==== Data provided

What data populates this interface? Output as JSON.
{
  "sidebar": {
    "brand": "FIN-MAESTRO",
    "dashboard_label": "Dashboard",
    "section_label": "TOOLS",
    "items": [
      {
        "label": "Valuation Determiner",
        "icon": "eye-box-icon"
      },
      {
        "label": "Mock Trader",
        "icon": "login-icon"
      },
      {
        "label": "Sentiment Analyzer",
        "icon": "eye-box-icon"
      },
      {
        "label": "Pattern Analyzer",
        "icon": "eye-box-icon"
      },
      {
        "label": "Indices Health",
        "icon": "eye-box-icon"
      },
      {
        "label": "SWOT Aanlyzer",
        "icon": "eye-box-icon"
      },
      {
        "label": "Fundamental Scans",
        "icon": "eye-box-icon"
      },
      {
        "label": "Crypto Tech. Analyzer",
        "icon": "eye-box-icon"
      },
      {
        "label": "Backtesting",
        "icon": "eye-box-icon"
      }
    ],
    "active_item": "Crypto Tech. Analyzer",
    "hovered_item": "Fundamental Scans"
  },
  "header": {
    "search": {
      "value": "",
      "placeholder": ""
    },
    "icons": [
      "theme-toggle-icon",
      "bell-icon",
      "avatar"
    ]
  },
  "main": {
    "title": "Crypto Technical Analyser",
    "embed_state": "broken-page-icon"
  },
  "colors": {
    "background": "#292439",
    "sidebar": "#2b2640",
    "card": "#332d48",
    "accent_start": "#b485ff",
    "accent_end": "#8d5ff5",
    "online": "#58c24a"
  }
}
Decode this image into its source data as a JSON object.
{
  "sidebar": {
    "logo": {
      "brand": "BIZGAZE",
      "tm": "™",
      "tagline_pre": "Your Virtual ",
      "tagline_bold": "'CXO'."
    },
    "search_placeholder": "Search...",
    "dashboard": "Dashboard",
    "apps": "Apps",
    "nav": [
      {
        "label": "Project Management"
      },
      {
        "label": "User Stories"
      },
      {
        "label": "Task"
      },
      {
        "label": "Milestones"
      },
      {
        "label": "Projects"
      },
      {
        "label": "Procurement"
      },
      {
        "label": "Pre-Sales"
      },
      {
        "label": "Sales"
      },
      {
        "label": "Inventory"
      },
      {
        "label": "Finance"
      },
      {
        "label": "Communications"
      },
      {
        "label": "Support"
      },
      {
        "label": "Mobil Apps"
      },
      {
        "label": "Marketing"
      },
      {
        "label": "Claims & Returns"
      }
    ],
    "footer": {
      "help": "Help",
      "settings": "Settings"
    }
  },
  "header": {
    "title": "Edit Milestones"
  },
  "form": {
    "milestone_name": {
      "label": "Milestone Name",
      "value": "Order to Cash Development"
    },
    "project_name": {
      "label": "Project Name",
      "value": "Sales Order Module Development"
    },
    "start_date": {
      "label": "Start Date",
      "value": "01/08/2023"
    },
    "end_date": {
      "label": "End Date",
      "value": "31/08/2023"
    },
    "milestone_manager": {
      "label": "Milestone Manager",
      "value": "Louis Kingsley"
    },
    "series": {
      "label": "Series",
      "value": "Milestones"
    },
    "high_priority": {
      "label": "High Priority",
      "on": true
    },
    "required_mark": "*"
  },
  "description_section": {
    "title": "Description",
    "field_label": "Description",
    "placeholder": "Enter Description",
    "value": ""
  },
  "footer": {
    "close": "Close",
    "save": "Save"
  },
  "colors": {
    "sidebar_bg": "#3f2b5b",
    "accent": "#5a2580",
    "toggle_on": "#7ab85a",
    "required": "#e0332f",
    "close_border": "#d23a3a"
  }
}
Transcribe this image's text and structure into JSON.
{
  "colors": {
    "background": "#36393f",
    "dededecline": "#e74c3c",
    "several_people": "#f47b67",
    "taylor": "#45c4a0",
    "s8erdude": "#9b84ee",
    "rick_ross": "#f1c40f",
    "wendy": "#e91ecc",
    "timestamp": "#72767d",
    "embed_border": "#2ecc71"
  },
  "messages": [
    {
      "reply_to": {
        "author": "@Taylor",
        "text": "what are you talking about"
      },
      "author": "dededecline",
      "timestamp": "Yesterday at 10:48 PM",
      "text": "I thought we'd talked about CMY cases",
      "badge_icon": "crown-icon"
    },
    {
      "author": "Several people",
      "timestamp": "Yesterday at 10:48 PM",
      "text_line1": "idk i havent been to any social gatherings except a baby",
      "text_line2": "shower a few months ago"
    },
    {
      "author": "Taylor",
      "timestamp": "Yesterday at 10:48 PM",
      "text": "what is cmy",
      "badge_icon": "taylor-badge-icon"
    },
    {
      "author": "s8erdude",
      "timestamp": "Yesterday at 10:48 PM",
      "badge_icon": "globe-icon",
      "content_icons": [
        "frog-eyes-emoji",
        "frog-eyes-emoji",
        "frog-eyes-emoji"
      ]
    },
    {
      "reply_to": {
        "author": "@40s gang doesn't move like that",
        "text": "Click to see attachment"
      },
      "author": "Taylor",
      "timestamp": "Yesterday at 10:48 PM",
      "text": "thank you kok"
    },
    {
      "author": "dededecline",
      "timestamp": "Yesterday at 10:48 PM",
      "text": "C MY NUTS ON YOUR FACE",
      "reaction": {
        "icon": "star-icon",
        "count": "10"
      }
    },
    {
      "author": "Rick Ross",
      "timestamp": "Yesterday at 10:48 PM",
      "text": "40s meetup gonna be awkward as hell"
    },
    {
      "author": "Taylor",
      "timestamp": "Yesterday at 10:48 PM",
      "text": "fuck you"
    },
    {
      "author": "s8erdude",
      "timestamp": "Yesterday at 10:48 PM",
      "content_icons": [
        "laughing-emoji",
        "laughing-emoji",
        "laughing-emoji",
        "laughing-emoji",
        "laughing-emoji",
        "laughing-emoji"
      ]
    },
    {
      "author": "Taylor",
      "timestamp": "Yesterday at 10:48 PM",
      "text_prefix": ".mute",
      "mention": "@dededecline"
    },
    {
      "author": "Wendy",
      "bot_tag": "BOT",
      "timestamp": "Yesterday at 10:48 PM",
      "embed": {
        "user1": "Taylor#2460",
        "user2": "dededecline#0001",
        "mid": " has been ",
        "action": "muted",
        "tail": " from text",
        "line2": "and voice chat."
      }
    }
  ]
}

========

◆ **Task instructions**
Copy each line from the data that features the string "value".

◆ **Worked solution**
      "value": "",
      "value": "Order to Cash Development"
      "value": "Sales Order Module Development"
      "value": "01/08/2023"
      "value": "31/08/2023"
      "value": "Louis Kingsley"
      "value": "Milestones"
    "value": ""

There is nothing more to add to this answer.